Computing gadgets don't last long enough. I wanted to write a lot about this, but since I don't have good answers, I figured I might as well just pose some questions.
All the time, we're throwing out something that still works, because there's something new that works better.
Working better is great! Faster chips and better screens and cameras make our lives easier and help us make cool new stuff.
I used to work near people designing processors, so I know it's plenty hard just to keep that part of the system progressing. And I know that newer stuff will use less energy, which is great. I know that people designing data centers think hard about their efficiency, and upgrade ruthlessly to improve it.
But how carefully are we considering the impact of getting rid of all that old equipment? How do we compare whether it's really, globally, ethically, better to improve speed & efficiency vs. just keep using old stuff? How do we factor in things like resources mined in conflict zones?
I recently remodeled a house, and among all the advice I read, I remember this best: "The greenest building material is the one that's already there." (It was about floors. We put in new bamboo anyway. That old parquet was awful, but I hope the new stuff stays there for a hundred years or more.)
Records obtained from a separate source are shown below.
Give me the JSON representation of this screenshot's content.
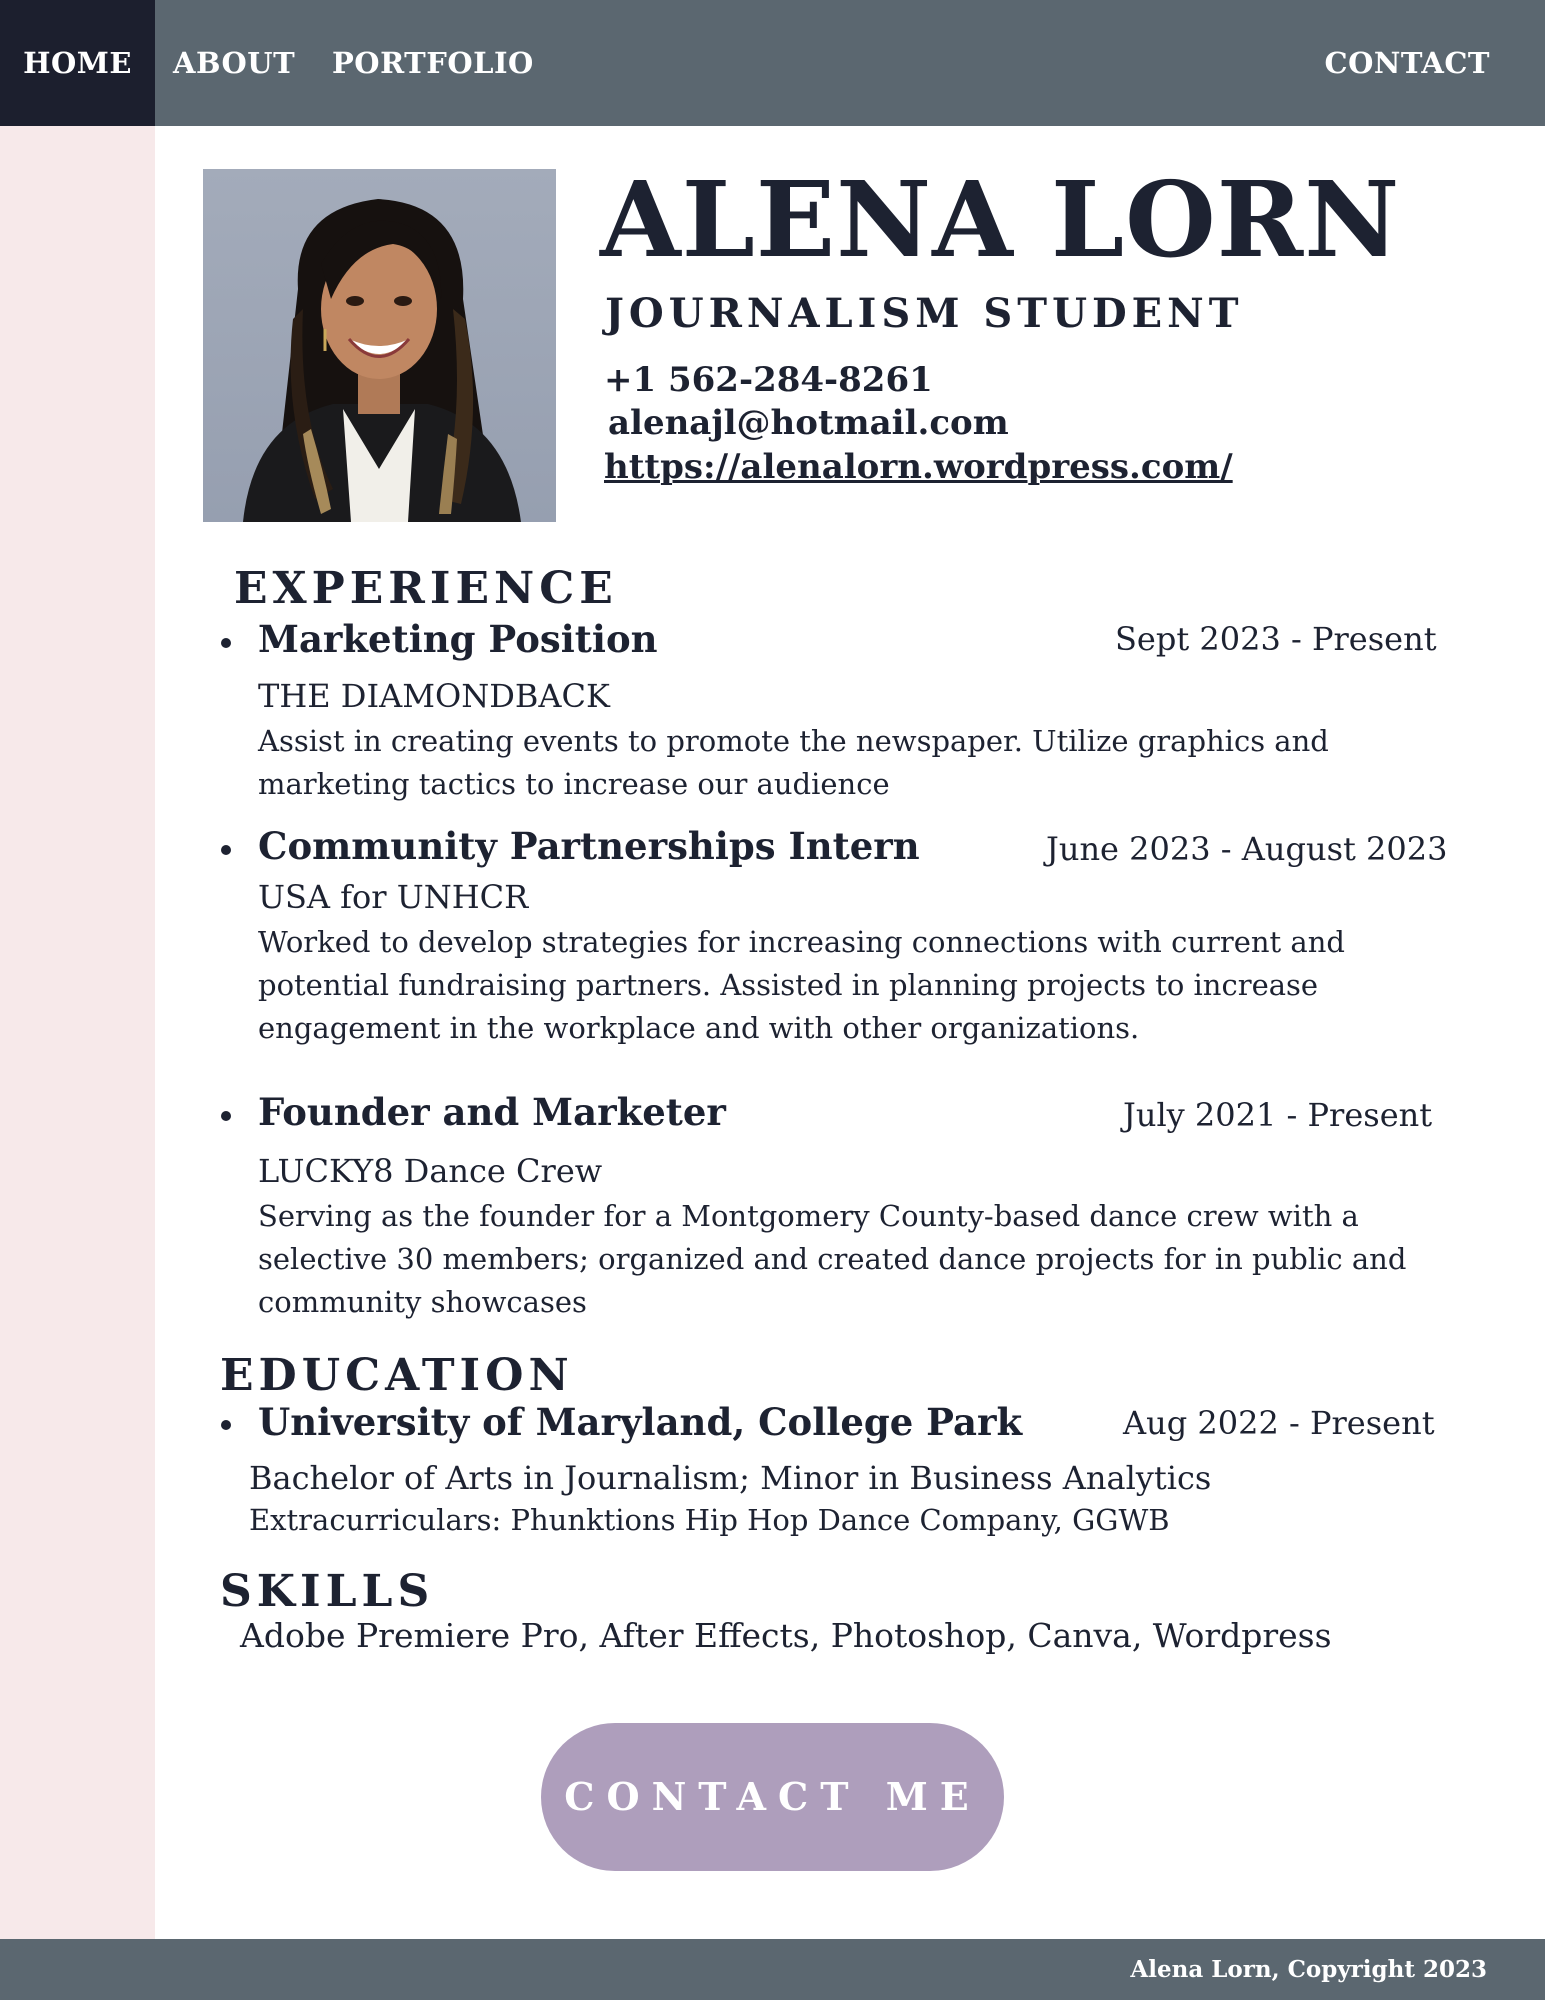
{
  "nav": {
    "home": "HOME",
    "about": "ABOUT",
    "portfolio": "PORTFOLIO",
    "contact": "CONTACT"
  },
  "profile": {
    "name": "ALENA LORN",
    "title": "JOURNALISM STUDENT",
    "phone": "+1 562-284-8261",
    "email": "alenajl@hotmail.com",
    "website": "https://alenalorn.wordpress.com/"
  },
  "experience": {
    "heading": "EXPERIENCE",
    "items": [
      {
        "role": "Marketing Position",
        "dates": "Sept 2023 - Present",
        "org": "THE DIAMONDBACK",
        "description": "Assist in creating events to promote the newspaper. Utilize graphics and marketing tactics to increase our audience"
      },
      {
        "role": "Community Partnerships Intern",
        "dates": "June 2023 - August 2023",
        "org": "USA for UNHCR",
        "description": "Worked to develop strategies for increasing connections with current and potential fundraising partners. Assisted in planning projects to increase engagement in the workplace and with other organizations."
      },
      {
        "role": "Founder and Marketer",
        "dates": "July 2021 - Present",
        "org": "LUCKY8 Dance Crew",
        "description": "Serving as the founder for a Montgomery County-based dance crew with a selective 30  members; organized and created dance projects for in public and community showcases"
      }
    ]
  },
  "education": {
    "heading": "EDUCATION",
    "school": "University of Maryland, College Park",
    "dates": "Aug 2022 - Present",
    "degree": "Bachelor of Arts in Journalism; Minor in Business Analytics",
    "extracurriculars": "Extracurriculars: Phunktions Hip Hop Dance Company, GGWB"
  },
  "skills": {
    "heading": "SKILLS",
    "list": "Adobe Premiere Pro, After Effects, Photoshop, Canva, Wordpress"
  },
  "cta": {
    "label": "CONTACT ME"
  },
  "footer": {
    "copyright": "Alena Lorn, Copyright 2023"
  },
  "colors": {
    "nav_bg": "#5b6770",
    "nav_active_bg": "#1c1f2e",
    "sidebar_bg": "#f7e9ea",
    "text": "#1d2231",
    "button_bg": "#ae9ebc"
  }
}
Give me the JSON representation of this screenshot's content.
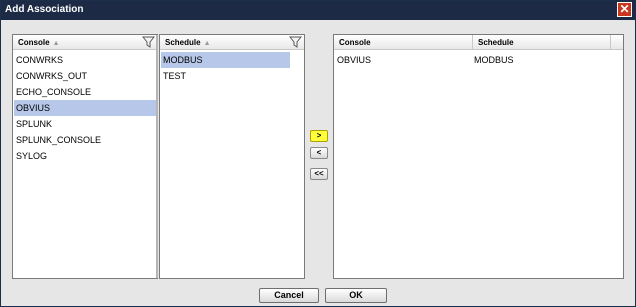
{
  "dialog": {
    "title": "Add Association",
    "close_glyph": "✕"
  },
  "console_panel": {
    "header": "Console",
    "items": [
      "CONWRKS",
      "CONWRKS_OUT",
      "ECHO_CONSOLE",
      "OBVIUS",
      "SPLUNK",
      "SPLUNK_CONSOLE",
      "SYLOG"
    ],
    "selected": "OBVIUS"
  },
  "schedule_panel": {
    "header": "Schedule",
    "items": [
      "MODBUS",
      "TEST"
    ],
    "selected": "MODBUS"
  },
  "move_buttons": {
    "add": ">",
    "remove": "<",
    "remove_all": "<<"
  },
  "association_table": {
    "columns": [
      "Console",
      "Schedule"
    ],
    "rows": [
      [
        "OBVIUS",
        "MODBUS"
      ]
    ]
  },
  "footer": {
    "cancel_label": "Cancel",
    "ok_label": "OK"
  },
  "colors": {
    "titlebar": "#1c2a45",
    "selection": "#b7c7e9",
    "highlight_button": "#ffff3a",
    "close_button": "#c9361e"
  },
  "icons": {
    "sort": "sort-up-icon",
    "filter": "filter-icon",
    "close": "close-icon"
  }
}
I know that designing e.g., a great modern smartphone, is extremely difficult, even 'only' considering functionality, space and power constraints. Designing something that small and integrated that could still be upgraded partially, keeping around parts that still work, sounds near impossible, but wouldn't it be great? It sounds like a fun challenge.